Strategies for Communication and Speech Development (in no particular order):

1. Sign Language

We used the “more” sign for everything for a while. We would make him sign “more” before doing anything (more bites of food on plate, getting down from seat, getting toy). Create opportunities for them to ask for things. Do not anticipate their needs, and give them everything you think they want. We then worked to pair more with the word—“more, play, please” “more, apple, please”. Don’t get hung up if they aren’t making the sign perfectly or saying the word perfectly—just that they are making the effort to communicate. Building confidence in them is the main goal. Asking = gets you want you want. Instead of signing more our son would flap his arms and moan something that sounded like “more”. That was good enough for us; he was verbalizing his wants. Over time we replaced the “more” with “want” or “need”. We would keep adding to create a full sentence. This took months, but it worked for us.

  • “more”
  • “more, please”
  • “more, food, please”
  • “want more food, please”
  • “I want more food, please”

2. PECS (Pictures Exchange Communication System)

These were miracle workers for us and are simple pictures labeled with the word. I laminated five to ten major ones: eat, diaper, thirsty, library, park, etc. and put magnets on the back. I hung a magnetic dry erase board at his level so he could get these when he needed them. Every time we sat down to eat I would put the “eat / hungry” one in front of him so he understood what it meant. I did the same when I changed his diaper. Or when we read a book. Or played with toys. It took about a month of me doing this, and just when I thought it wasn’t working, he began to use to cards without me prompting him.

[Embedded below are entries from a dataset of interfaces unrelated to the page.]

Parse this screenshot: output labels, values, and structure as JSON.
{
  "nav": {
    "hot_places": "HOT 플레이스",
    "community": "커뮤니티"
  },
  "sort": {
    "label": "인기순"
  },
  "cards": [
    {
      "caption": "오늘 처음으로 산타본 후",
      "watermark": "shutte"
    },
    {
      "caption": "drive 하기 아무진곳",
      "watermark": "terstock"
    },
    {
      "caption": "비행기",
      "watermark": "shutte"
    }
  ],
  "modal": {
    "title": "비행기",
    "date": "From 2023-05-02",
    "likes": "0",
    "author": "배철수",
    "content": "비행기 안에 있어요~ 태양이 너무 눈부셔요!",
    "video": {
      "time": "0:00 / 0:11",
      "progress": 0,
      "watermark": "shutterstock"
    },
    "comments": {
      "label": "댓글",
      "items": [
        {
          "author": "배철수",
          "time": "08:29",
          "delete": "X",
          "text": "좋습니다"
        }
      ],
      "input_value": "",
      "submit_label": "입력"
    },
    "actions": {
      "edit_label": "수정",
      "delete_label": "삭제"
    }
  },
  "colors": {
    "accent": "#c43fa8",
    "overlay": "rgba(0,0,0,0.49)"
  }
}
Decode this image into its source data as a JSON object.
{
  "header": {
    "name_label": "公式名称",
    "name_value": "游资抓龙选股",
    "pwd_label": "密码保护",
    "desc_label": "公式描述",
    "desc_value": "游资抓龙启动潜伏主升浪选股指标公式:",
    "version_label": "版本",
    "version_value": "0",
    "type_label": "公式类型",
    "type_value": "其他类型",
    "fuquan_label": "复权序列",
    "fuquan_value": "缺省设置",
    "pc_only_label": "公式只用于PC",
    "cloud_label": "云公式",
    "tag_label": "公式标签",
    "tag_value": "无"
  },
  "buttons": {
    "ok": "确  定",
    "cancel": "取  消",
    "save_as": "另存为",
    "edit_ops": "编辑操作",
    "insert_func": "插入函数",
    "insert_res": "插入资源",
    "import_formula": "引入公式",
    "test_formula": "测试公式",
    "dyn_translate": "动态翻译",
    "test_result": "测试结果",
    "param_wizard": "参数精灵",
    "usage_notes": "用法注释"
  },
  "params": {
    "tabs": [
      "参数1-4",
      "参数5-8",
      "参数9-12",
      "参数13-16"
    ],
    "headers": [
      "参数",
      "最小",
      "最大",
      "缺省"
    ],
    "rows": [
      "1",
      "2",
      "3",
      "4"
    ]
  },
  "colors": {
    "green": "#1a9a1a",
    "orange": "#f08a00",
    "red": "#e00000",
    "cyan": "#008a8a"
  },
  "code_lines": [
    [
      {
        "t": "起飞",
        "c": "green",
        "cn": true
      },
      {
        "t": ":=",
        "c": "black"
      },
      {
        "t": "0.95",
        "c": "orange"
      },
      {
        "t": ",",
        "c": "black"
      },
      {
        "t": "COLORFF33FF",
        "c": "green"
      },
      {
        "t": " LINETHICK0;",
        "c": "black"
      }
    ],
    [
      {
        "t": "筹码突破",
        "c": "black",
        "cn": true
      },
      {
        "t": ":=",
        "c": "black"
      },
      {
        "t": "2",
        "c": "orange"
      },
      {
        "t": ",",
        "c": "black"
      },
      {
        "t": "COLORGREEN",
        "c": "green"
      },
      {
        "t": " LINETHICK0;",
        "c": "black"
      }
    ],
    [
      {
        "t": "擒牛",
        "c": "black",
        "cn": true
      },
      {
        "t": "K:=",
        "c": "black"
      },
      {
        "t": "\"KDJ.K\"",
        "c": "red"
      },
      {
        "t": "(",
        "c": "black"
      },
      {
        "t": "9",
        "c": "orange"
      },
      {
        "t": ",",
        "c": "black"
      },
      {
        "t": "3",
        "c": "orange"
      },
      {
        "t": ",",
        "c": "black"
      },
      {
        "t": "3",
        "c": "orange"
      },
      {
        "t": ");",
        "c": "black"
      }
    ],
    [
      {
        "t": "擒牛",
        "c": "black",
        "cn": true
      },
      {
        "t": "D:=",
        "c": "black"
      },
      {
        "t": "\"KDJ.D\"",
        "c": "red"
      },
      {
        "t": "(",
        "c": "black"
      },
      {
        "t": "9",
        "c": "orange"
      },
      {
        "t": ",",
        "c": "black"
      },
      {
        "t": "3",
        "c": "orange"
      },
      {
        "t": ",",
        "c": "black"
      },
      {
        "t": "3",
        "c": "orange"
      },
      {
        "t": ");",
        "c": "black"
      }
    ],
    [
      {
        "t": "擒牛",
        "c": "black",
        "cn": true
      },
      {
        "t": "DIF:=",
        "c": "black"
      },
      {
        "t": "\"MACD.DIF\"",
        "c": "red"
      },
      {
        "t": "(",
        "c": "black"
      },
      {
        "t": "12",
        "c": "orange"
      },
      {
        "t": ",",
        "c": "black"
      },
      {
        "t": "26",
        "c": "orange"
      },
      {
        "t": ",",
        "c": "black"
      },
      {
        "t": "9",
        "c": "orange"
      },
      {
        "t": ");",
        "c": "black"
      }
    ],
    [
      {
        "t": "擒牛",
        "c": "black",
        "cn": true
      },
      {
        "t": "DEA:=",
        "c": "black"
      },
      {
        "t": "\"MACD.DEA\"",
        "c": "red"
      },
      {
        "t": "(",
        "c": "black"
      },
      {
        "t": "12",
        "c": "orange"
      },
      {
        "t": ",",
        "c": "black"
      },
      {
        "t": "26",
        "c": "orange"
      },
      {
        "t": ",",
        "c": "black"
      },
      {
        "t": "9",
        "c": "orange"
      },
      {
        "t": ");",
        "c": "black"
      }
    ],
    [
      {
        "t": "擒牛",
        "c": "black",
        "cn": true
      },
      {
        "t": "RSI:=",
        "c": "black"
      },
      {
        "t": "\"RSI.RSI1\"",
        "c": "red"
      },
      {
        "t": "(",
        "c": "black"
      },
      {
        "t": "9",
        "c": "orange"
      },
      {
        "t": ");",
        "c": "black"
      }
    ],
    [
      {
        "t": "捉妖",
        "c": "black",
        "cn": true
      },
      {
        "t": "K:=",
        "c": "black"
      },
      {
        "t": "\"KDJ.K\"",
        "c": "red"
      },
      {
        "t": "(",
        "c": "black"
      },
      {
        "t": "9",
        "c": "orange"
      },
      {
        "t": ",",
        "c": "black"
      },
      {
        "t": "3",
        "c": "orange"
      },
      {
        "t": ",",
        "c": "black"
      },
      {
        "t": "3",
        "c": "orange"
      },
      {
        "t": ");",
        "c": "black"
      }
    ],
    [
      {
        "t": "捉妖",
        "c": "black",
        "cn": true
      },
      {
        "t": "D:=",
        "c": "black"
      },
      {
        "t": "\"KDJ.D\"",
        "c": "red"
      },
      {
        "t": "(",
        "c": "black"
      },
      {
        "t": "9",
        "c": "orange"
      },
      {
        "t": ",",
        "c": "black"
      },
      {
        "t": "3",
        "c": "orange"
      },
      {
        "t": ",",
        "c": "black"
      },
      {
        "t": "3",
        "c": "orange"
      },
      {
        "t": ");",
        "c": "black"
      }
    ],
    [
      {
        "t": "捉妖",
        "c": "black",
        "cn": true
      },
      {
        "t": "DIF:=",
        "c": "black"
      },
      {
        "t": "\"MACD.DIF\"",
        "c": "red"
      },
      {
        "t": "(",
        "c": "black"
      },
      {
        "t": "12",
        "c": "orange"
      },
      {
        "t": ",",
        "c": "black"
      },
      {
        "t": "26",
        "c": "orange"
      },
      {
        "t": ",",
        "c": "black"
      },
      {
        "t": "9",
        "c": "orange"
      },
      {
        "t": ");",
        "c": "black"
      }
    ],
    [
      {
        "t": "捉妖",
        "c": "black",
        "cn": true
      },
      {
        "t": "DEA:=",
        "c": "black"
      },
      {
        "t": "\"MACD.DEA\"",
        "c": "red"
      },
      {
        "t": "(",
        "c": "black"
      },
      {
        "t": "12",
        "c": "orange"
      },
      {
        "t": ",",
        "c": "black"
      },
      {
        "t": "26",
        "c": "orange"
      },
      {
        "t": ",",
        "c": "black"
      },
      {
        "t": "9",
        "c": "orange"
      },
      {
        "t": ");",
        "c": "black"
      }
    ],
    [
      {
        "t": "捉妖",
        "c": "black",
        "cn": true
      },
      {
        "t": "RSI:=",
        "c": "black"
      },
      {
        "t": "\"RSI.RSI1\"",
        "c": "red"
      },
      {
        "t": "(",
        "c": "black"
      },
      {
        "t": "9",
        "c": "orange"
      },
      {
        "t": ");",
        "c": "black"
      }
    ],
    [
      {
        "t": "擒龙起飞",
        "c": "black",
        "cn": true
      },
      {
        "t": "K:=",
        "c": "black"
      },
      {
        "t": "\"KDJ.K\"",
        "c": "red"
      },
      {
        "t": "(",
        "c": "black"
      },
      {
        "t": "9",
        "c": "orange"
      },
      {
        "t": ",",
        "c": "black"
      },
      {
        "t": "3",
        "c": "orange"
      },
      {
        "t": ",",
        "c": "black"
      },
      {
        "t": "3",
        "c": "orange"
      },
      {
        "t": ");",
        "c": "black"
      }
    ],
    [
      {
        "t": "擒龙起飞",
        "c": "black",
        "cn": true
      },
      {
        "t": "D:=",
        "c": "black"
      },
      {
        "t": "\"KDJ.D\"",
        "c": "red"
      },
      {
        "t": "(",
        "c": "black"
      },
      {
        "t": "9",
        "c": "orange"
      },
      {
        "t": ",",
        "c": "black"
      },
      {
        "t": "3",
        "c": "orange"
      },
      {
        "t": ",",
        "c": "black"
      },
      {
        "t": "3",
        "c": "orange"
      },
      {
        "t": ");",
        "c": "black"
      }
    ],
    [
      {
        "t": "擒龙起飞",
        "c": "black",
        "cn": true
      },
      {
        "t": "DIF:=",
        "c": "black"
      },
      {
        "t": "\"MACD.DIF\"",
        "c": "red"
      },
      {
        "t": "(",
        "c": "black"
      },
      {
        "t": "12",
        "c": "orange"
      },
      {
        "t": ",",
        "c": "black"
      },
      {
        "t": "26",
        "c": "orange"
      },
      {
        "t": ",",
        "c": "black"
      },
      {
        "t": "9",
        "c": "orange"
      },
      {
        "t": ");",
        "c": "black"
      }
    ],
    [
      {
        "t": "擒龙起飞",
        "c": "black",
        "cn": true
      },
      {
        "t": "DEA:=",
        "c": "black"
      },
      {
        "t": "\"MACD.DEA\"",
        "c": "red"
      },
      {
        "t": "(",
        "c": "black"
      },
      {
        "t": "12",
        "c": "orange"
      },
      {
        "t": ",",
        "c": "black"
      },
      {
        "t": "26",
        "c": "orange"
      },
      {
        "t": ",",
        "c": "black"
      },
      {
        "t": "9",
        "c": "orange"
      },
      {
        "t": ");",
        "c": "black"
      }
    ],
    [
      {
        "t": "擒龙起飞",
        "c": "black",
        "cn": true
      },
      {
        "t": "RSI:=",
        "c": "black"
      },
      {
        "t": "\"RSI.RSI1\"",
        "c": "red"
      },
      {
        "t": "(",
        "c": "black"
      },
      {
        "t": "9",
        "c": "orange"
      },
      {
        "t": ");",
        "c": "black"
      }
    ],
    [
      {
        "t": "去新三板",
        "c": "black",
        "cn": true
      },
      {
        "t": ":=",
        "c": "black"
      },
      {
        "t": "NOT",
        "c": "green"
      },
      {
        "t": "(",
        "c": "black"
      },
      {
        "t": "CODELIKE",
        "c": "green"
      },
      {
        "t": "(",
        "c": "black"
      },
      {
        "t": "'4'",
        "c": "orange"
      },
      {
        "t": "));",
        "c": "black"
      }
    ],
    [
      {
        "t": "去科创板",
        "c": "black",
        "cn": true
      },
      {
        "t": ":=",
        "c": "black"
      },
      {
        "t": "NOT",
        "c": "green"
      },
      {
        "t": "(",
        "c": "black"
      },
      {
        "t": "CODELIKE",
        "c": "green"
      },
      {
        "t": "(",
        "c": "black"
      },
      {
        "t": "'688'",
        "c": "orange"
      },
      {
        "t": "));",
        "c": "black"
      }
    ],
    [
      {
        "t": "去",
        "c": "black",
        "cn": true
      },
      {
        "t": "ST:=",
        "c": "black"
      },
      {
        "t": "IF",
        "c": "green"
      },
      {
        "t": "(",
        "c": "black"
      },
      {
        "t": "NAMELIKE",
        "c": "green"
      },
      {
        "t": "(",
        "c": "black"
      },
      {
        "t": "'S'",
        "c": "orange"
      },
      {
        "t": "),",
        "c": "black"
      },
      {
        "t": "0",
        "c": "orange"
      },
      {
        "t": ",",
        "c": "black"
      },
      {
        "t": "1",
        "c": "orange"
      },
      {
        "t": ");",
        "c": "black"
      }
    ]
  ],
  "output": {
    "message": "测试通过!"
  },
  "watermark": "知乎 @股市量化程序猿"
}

3. Action & Carrier Words

Use action words that they can see and repeat the action word three times. For example, run a toy truck up a ramp and say “go go go!” Or pick them up and say “up up up!” and then say their name and give them a turn, “Jimmy’s, turn,” and allow them to drive the truck up the ramp. Keep taking turns back and forth. It may take many times before they begin to say this phrase.

Once they get comfortable with the action word phrase then add a carrier word: “Go, go. Go truck.”

After they are comfortable with the carrier word then add a descriptive word: “Go red truck.”

5. Allow room for response, and don’t talk all the time.

The latter part, not talking all the time, cannot be stressed enough. My husband and I may have done more harm than good by interrupting or putting words out there in an attempt to assuage the desired effect on our end. Talk to him just like you would converse with anyone else. Encourage back-and-forth communication, even if his response is babbles, nothing, or unintelligible speech. The interaction is more important than the content. Model what a conversation looks like. During this time I also tried to avoid text messages when I could and would put myself on speaker phone when talking to people on the phone so he could hear back and forth communication.

6. Repeat Everything Back That They Say

Reinforce and encourage any speech! Let them know that you are hearing and, more importantly, are listening to what they have to say. i.e. “Yes, that’s a car!”

Lastly, be willing to ditch a system that doesn’t work or use a combination of systems if needed. Get down on their eye-level, and try to see their needs. Their expression of these needs are what you are trying to help facilitate. My son knew my needs as his first sentence was “I’m makin’ coffee,” as he stirred his chocolate syrup into his milk.

We knew our son’s thoughts and the desire to communicate were not missing. Sometimes he had a hard time coming up with the words. We had to be persistent and consistent. It was tiring, but every time I felt defeated or like giving up, our son reassured me with the results I was praying for. I had to remember that he was operating on his time and readiness, not mine.

Such is the rollercoaster of receiving the autism diagnosis. Your little acorn may be working on a different timeline. It should also be said that we understand everyone’s needs are different, and our writings for HSJ are hopeful strategies that we feel is our duty to share, not a broad strokes solution for all.